You touched on it briefly there, but I’ve seen data journalists around, I mean, not just the Coronavirus crisis, but Brexit and things like that, they’ve been described as the new ‘rockstars’ in journalism. Have you’ve seen a shift in importance of the role over the years you’ve been in the field?
My sort of initial hackles raised answer to that is well, data journalists have always been doing great stuff!
I think for me, there’s two things I’d say on this. One is that the way I’ve come to think about COVID for data journalists is that, it’s a bit like covering an election but where there’s an election every day for months, in the sense that, when we cover elections, for a few days, we as data journalists are the centre of the operation, and the centre of where reader’s eyes are going, because we’re looking at the results, we’re looking at the polls, we’re looking at who voted for whom and why.
And we become the epicentre of all of the coverage for say the few days before and after and on the night. And that’s essentially been the dynamic this time, but it’s just not stopped.
So this is a story where you can’t really consume this story without data. I mean, of course, you absolutely can, and maybe it would be a bit less frantic if you did! But people need numbers when they’re being told by their government that their country is doing well, or that testing is increasing. And so the need for numbers, obviously points editors and readers to us.

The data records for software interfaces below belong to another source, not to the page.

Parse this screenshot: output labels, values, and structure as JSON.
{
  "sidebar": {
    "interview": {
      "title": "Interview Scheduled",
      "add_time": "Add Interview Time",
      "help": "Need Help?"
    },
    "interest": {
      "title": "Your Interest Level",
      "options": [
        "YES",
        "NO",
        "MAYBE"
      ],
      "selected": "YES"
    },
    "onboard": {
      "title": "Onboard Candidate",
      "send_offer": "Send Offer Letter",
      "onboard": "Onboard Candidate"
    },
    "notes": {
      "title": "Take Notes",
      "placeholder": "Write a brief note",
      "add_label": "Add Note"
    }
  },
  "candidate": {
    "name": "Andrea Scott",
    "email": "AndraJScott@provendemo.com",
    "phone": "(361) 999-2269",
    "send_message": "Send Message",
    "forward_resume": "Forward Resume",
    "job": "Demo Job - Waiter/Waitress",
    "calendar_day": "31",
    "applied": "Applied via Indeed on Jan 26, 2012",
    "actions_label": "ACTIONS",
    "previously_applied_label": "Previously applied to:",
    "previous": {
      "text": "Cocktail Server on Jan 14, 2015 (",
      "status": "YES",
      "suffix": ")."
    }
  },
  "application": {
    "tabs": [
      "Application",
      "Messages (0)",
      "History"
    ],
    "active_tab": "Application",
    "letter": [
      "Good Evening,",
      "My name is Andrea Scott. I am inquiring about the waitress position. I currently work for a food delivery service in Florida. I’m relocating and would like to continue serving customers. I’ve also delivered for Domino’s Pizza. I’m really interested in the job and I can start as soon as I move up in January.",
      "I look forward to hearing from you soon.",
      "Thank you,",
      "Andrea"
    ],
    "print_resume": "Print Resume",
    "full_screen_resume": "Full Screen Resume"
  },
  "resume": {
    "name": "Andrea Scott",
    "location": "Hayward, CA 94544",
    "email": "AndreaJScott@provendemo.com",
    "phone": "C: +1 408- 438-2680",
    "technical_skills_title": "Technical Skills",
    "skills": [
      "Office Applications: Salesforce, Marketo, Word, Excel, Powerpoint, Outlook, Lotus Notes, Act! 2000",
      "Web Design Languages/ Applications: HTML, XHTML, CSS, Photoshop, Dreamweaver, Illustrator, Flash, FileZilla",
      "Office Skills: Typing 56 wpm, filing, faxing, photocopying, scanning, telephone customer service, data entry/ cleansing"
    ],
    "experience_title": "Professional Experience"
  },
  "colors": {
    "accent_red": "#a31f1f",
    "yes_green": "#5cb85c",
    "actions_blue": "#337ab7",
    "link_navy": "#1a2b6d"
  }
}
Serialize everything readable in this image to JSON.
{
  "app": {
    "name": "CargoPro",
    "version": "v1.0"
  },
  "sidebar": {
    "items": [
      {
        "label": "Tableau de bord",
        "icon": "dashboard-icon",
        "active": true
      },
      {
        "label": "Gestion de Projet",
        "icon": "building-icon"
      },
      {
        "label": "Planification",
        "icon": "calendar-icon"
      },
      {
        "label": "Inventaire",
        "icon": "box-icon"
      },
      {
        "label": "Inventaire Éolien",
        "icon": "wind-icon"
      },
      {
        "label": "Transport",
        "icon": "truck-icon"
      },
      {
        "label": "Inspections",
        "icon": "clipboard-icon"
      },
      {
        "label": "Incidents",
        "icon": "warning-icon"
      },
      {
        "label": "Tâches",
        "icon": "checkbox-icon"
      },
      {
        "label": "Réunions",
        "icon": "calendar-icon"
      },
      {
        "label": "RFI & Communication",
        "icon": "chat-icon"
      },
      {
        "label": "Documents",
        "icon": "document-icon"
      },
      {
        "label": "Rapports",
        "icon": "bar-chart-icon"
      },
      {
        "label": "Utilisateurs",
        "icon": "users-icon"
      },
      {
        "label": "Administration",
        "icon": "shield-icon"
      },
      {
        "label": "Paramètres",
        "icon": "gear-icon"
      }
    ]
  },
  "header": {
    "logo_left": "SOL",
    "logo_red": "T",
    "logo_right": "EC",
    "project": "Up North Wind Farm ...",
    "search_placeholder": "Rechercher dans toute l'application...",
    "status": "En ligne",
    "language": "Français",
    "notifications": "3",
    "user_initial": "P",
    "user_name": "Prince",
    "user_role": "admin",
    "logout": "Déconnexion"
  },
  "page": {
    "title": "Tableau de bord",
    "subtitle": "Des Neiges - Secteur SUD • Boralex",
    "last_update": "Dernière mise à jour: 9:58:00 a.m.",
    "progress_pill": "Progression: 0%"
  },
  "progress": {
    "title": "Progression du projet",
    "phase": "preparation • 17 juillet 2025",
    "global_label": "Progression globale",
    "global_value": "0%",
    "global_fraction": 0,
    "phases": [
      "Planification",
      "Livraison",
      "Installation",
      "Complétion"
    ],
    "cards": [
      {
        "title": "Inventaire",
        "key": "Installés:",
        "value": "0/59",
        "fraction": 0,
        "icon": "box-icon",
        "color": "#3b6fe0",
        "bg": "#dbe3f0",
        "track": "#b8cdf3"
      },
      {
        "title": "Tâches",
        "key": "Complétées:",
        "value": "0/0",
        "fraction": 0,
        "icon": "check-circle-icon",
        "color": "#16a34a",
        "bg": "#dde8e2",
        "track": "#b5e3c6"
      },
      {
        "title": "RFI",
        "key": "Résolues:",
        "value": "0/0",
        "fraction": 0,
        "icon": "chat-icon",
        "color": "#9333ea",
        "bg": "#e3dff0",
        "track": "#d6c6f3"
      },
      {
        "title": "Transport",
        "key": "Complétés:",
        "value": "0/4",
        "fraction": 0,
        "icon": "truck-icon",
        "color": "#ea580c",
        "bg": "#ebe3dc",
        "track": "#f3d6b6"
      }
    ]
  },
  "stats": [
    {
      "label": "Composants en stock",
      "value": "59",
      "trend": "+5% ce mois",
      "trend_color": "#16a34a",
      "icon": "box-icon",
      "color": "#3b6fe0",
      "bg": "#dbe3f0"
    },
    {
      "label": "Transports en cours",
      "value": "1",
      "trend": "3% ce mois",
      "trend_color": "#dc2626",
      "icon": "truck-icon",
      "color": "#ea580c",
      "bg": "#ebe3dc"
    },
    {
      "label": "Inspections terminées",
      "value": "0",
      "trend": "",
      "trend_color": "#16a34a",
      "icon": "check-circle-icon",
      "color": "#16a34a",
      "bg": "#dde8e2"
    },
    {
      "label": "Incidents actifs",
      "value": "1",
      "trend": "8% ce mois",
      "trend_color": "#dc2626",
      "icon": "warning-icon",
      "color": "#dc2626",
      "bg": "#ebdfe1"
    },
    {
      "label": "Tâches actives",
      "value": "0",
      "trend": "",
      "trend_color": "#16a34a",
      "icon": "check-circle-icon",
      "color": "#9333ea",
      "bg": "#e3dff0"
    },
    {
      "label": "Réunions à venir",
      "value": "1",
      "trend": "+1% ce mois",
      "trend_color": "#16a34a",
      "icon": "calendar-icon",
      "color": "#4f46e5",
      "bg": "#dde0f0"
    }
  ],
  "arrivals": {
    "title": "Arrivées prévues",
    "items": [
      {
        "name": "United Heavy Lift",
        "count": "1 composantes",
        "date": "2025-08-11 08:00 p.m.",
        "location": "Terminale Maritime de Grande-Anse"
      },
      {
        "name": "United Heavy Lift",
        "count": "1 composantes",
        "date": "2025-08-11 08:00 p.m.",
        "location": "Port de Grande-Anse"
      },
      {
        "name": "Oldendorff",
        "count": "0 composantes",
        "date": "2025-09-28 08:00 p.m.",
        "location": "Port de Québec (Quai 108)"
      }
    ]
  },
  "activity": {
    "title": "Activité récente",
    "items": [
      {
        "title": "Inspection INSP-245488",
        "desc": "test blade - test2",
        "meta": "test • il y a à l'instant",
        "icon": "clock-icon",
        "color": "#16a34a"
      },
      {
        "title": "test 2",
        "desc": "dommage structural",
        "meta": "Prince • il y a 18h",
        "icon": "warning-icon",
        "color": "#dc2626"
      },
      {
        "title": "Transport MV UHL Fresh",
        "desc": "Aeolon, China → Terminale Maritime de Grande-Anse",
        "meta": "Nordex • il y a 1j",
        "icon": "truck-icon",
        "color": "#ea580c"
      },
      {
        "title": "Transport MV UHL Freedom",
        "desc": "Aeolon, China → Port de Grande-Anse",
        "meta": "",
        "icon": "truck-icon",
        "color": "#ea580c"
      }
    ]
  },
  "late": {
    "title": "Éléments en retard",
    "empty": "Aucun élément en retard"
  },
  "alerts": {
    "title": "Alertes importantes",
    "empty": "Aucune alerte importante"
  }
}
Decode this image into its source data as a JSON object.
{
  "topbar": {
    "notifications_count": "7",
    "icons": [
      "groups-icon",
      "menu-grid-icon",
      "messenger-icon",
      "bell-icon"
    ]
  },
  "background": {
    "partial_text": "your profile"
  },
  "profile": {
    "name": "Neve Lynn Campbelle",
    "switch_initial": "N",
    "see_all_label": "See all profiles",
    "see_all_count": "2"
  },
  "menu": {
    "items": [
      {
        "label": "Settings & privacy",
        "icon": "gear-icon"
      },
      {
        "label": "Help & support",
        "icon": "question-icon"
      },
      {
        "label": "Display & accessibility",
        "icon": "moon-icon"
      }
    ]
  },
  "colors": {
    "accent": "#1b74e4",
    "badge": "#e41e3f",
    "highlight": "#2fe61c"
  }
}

But more generally, I think you’re right in the sense that there is more and more information out there which is already quantified or it’s at least quantifiable, it’s something that we as data journalists can gather and quantify. And that means there are more and more topics and events where pulling together the information, and visualising it, and putting it out there is going to be the best way to cover it, especially with the advent of techniques like web scraping, where we can now create structured data sets from written information online as well.
What I’d also say is, this isn’t just about data journalists, I think it’s also about the need for all journalists to be a bit more data literate, because you’d struggle to cover something like COVID authoritatively if you’re not data literate, because all you could then go on is what your sources or government spokespeople are saying to you. And then of course, if they are wrong, or if they’re deliberately trying to mislead, then you’re just laundering that false or misleading information.
I think the way the world is moving the ability to obtain, clean, analyse and visualise data is only going to grow more important, and for data journalists, it’s a huge opportunity.